WORK ITEM: Could you report every line of the listing below that holds the word "true"?
============
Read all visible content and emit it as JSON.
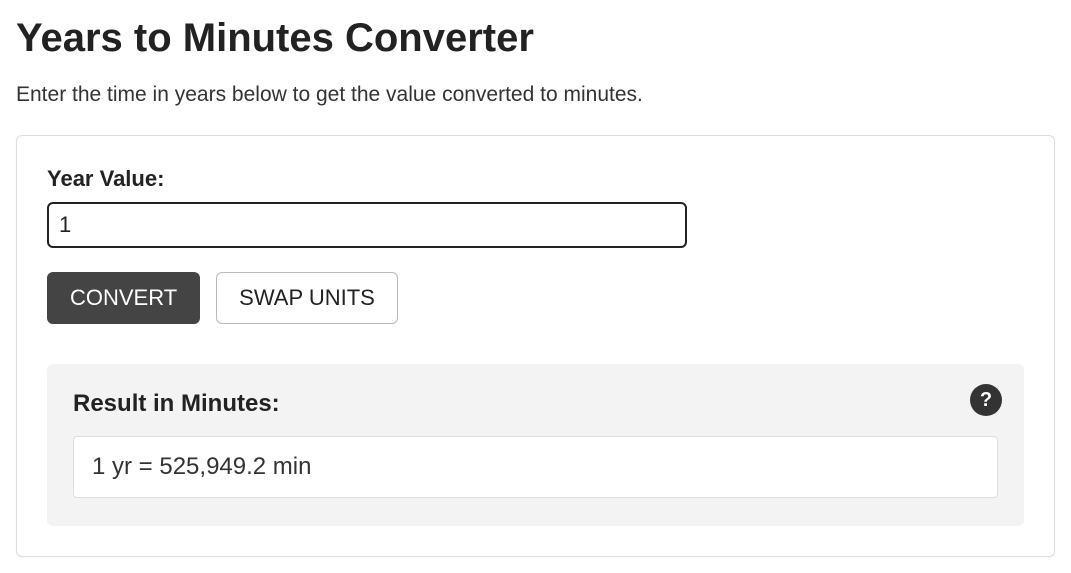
{
  "title": "Years to Minutes Converter",
  "description": "Enter the time in years below to get the value converted to minutes.",
  "form": {
    "input_label": "Year Value:",
    "input_value": "1",
    "convert_button": "CONVERT",
    "swap_button": "SWAP UNITS"
  },
  "result": {
    "label": "Result in Minutes:",
    "value": "1 yr = 525,949.2 min",
    "help_icon": "?"
  }
}
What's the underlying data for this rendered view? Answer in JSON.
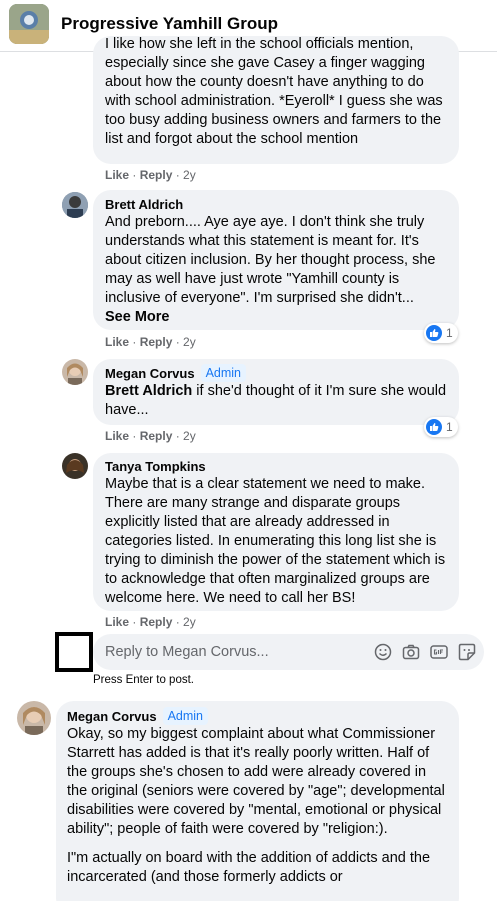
{
  "header": {
    "group_name": "Progressive Yamhill Group"
  },
  "comments": [
    {
      "text": "I like how she left in the school officials mention, especially since she gave Casey a finger wagging about how the county doesn't have anything to do with school administration. *Eyeroll* I guess she was too busy adding business owners and farmers to the list and forgot about the school mention",
      "like": "Like",
      "reply": "Reply",
      "time": "2y"
    },
    {
      "author": "Brett Aldrich",
      "text": "And preborn.... Aye aye aye. I don't think she truly understands what this statement is meant for. It's about citizen inclusion. By her thought process, she may as well have just wrote \"Yamhill county is inclusive of everyone\". I'm surprised she didn't...",
      "see_more": "See More",
      "like": "Like",
      "reply": "Reply",
      "time": "2y",
      "reaction_count": "1"
    },
    {
      "author": "Megan Corvus",
      "badge": "Admin",
      "mention": "Brett Aldrich",
      "text": " if she'd thought of it I'm sure she would have...",
      "like": "Like",
      "reply": "Reply",
      "time": "2y",
      "reaction_count": "1"
    },
    {
      "author": "Tanya Tompkins",
      "text": "Maybe that is a clear statement we need to make. There are many strange and disparate groups explicitly listed that are already addressed in categories listed. In enumerating this long list she is trying to diminish the power of the statement which is to acknowledge that often marginalized groups are welcome here. We need to call her BS!",
      "like": "Like",
      "reply": "Reply",
      "time": "2y"
    }
  ],
  "reply_box": {
    "placeholder": "Reply to Megan Corvus...",
    "hint": "Press Enter to post."
  },
  "bottom_comment": {
    "author": "Megan Corvus",
    "badge": "Admin",
    "paragraph1": "Okay, so my biggest complaint about what Commissioner Starrett has added is that it's really poorly written. Half of the groups she's chosen to add were already covered in the original (seniors were covered by \"age\"; developmental disabilities were covered by \"mental, emotional or physical ability\"; people of faith were covered by \"religion:).",
    "paragraph2": "I\"m actually on board with the addition of addicts and the incarcerated (and those formerly addicts or"
  },
  "icons": [
    "emoji-icon",
    "camera-icon",
    "gif-icon",
    "sticker-icon",
    "like-reaction-icon"
  ],
  "colors": {
    "accent": "#1877f2",
    "bubble": "#f0f2f5",
    "meta": "#65676b"
  }
}
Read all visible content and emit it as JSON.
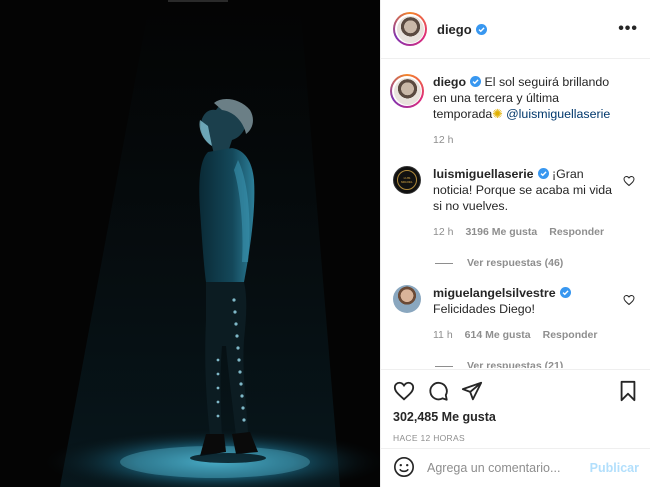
{
  "post": {
    "username": "diego",
    "caption_text": "El sol seguirá brillando en una tercera y última temporada",
    "caption_mention": "@luismiguellaserie",
    "caption_time": "12 h"
  },
  "comments": [
    {
      "username": "luismiguellaserie",
      "avatar_text": "LUIS MIGUEL",
      "text": "¡Gran noticia! Porque se acaba mi vida si no vuelves.",
      "time": "12 h",
      "likes": "3196 Me gusta",
      "reply": "Responder",
      "view_replies": "Ver respuestas (46)"
    },
    {
      "username": "miguelangelsilvestre",
      "text": "Felicidades Diego!",
      "time": "11 h",
      "likes": "614 Me gusta",
      "reply": "Responder",
      "view_replies": "Ver respuestas (21)"
    }
  ],
  "actions": {
    "likes_count": "302,485 Me gusta",
    "posted_ago": "HACE 12 HORAS"
  },
  "add_comment": {
    "placeholder": "Agrega un comentario...",
    "publish_label": "Publicar"
  },
  "icons": [
    "heart-icon",
    "comment-icon",
    "share-icon",
    "bookmark-icon",
    "emoji-icon",
    "more-icon",
    "verified-icon"
  ],
  "colors": {
    "verified": "#3897f0",
    "link": "#00376b",
    "muted": "#8e8e8e",
    "publish_disabled": "#b2dffc"
  }
}
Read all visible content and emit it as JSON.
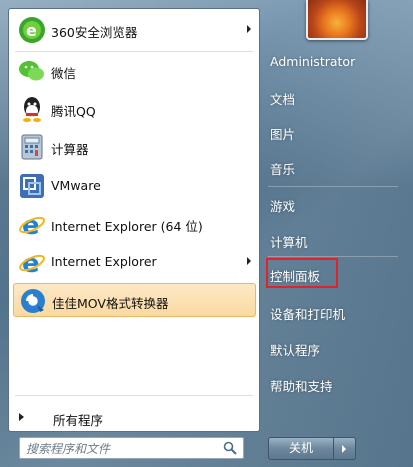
{
  "programs": [
    {
      "label": "360安全浏览器",
      "icon": "360-browser-icon",
      "has_submenu": true
    },
    {
      "label": "微信",
      "icon": "wechat-icon",
      "has_submenu": false
    },
    {
      "label": "腾讯QQ",
      "icon": "qq-icon",
      "has_submenu": false
    },
    {
      "label": "计算器",
      "icon": "calculator-icon",
      "has_submenu": false
    },
    {
      "label": "VMware",
      "icon": "vmware-icon",
      "has_submenu": false
    },
    {
      "label": "Internet Explorer (64 位)",
      "icon": "ie-icon",
      "has_submenu": false
    },
    {
      "label": "Internet Explorer",
      "icon": "ie-icon",
      "has_submenu": true
    },
    {
      "label": "佳佳MOV格式转换器",
      "icon": "mov-converter-icon",
      "has_submenu": false,
      "highlighted": true
    }
  ],
  "all_programs": "所有程序",
  "search": {
    "placeholder": "搜索程序和文件"
  },
  "right": {
    "user": "Administrator",
    "documents": "文档",
    "pictures": "图片",
    "music": "音乐",
    "games": "游戏",
    "computer": "计算机",
    "control_panel": "控制面板",
    "devices": "设备和打印机",
    "default_programs": "默认程序",
    "help": "帮助和支持"
  },
  "shutdown": {
    "label": "关机"
  },
  "colors": {
    "highlight_box": "#e0232a",
    "menu_bg": "#5b7b93"
  }
}
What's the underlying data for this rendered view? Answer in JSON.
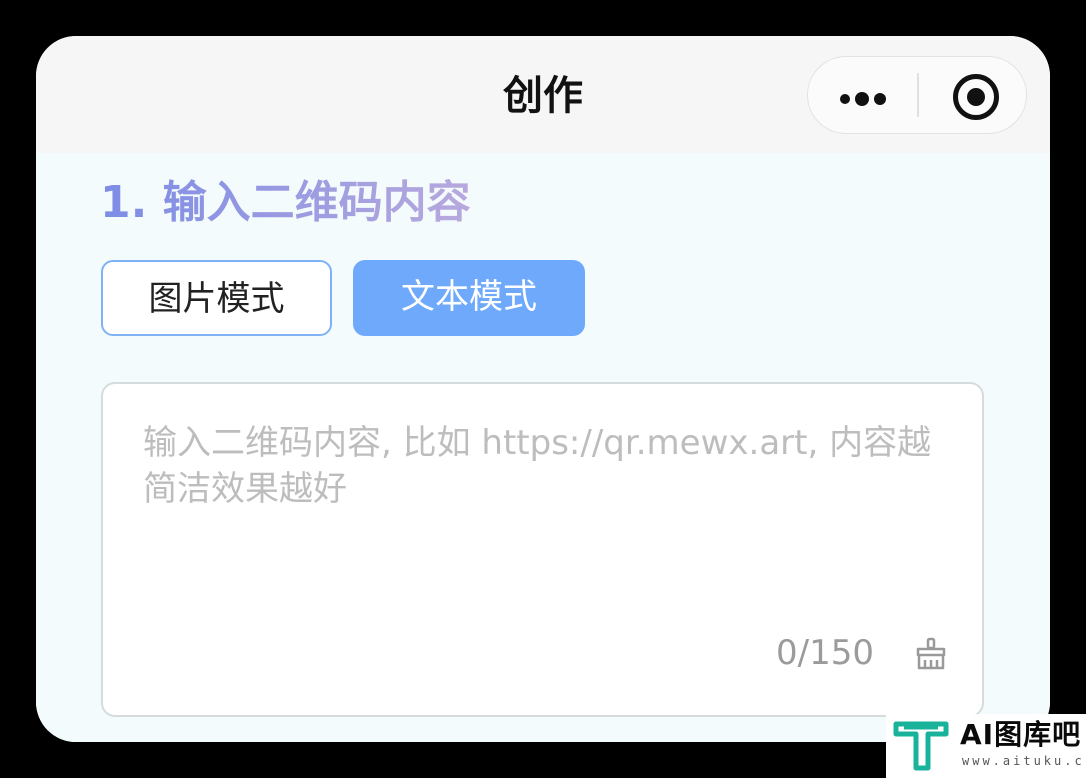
{
  "navbar": {
    "title": "创作",
    "more_icon": "more-dots-icon",
    "close_icon": "target-circle-icon"
  },
  "section": {
    "title": "1. 输入二维码内容"
  },
  "modes": {
    "image_mode_label": "图片模式",
    "text_mode_label": "文本模式",
    "selected": "文本模式"
  },
  "input": {
    "value": "",
    "placeholder": "输入二维码内容, 比如 https://qr.mewx.art, 内容越简洁效果越好",
    "char_count": "0/150",
    "clear_icon": "broom-icon"
  },
  "watermark": {
    "brand": "AI图库吧",
    "domain": "www.aituku.cc"
  },
  "colors": {
    "accent_blue": "#6fa9fb",
    "title_gradient_start": "#7c8ce6",
    "title_gradient_end": "#b8a9dd",
    "watermark_teal": "#19b39b"
  }
}
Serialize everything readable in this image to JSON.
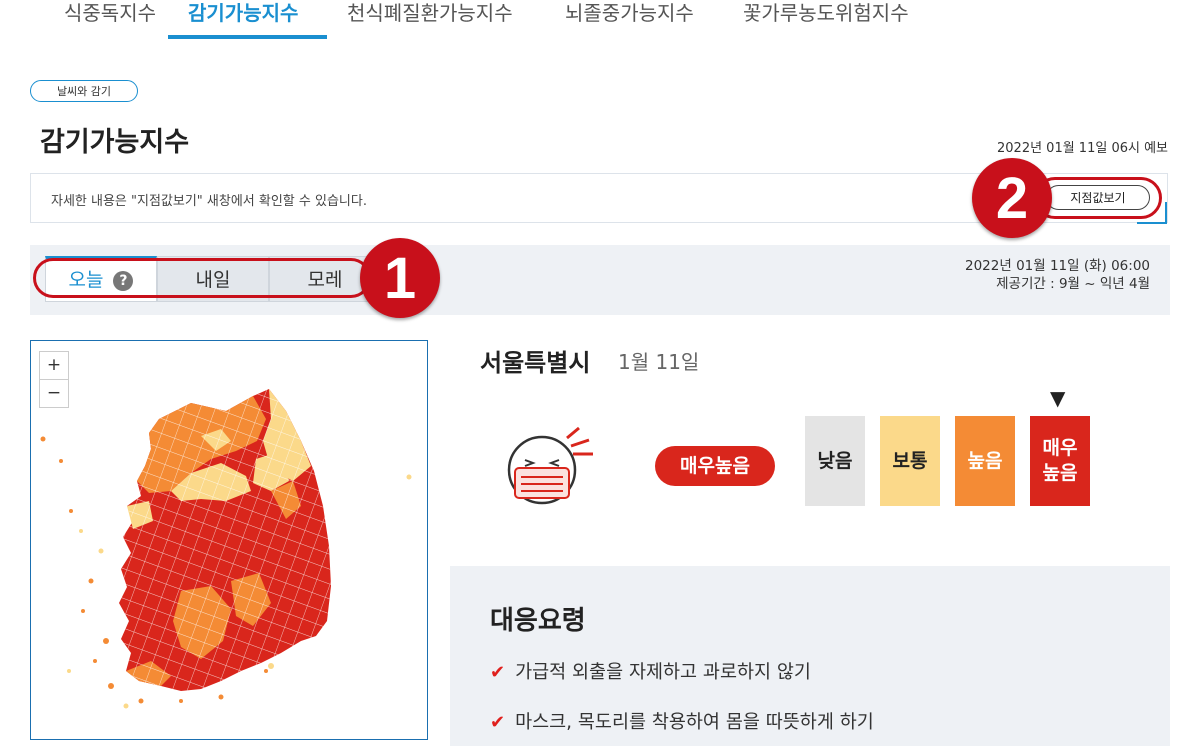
{
  "top_tabs": [
    {
      "label": "식중독지수",
      "active": false
    },
    {
      "label": "감기가능지수",
      "active": true
    },
    {
      "label": "천식폐질환가능지수",
      "active": false
    },
    {
      "label": "뇌졸중가능지수",
      "active": false
    },
    {
      "label": "꽃가루농도위험지수",
      "active": false
    }
  ],
  "breadcrumb": "날씨와 감기",
  "page_title": "감기가능지수",
  "forecast_time": "2022년 01월 11일 06시 예보",
  "notice_text": "자세한 내용은 \"지점값보기\" 새창에서 확인할 수 있습니다.",
  "station_button": "지점값보기",
  "callouts": {
    "one": "1",
    "two": "2"
  },
  "day_tabs": [
    {
      "label": "오늘",
      "active": true,
      "help": "?"
    },
    {
      "label": "내일",
      "active": false
    },
    {
      "label": "모레",
      "active": false
    }
  ],
  "date_info": {
    "date": "2022년 01월 11일 (화) 06:00",
    "period": "제공기간 : 9월 ~ 익년 4월"
  },
  "map": {
    "zoom_in": "+",
    "zoom_out": "−"
  },
  "location": {
    "city": "서울특별시",
    "date": "1월 11일"
  },
  "current_level": "매우높음",
  "scale": [
    {
      "label": "낮음",
      "color": "#e4e4e4",
      "text_color": "#222"
    },
    {
      "label": "보통",
      "color": "#fbd98a",
      "text_color": "#222"
    },
    {
      "label": "높음",
      "color": "#f48b35",
      "text_color": "#fff"
    },
    {
      "label": "매우\n높음",
      "color": "#d9261c",
      "text_color": "#fff",
      "selected": true
    }
  ],
  "scale_marker": "▼",
  "response": {
    "title": "대응요령",
    "items": [
      "가급적 외출을 자제하고 과로하지 않기",
      "마스크, 목도리를 착용하여 몸을 따뜻하게 하기"
    ]
  },
  "colors": {
    "accent": "#1a8fd0",
    "highlight": "#c8101b",
    "map_very_high": "#d9261c",
    "map_high": "#f48b35",
    "map_normal": "#fbd98a"
  }
}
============
WRITTEN ANSWER:
      "has_submenu": true
      "has_submenu": true
      "highlighted": true
      "active": true
      "active": true,
      "selected": true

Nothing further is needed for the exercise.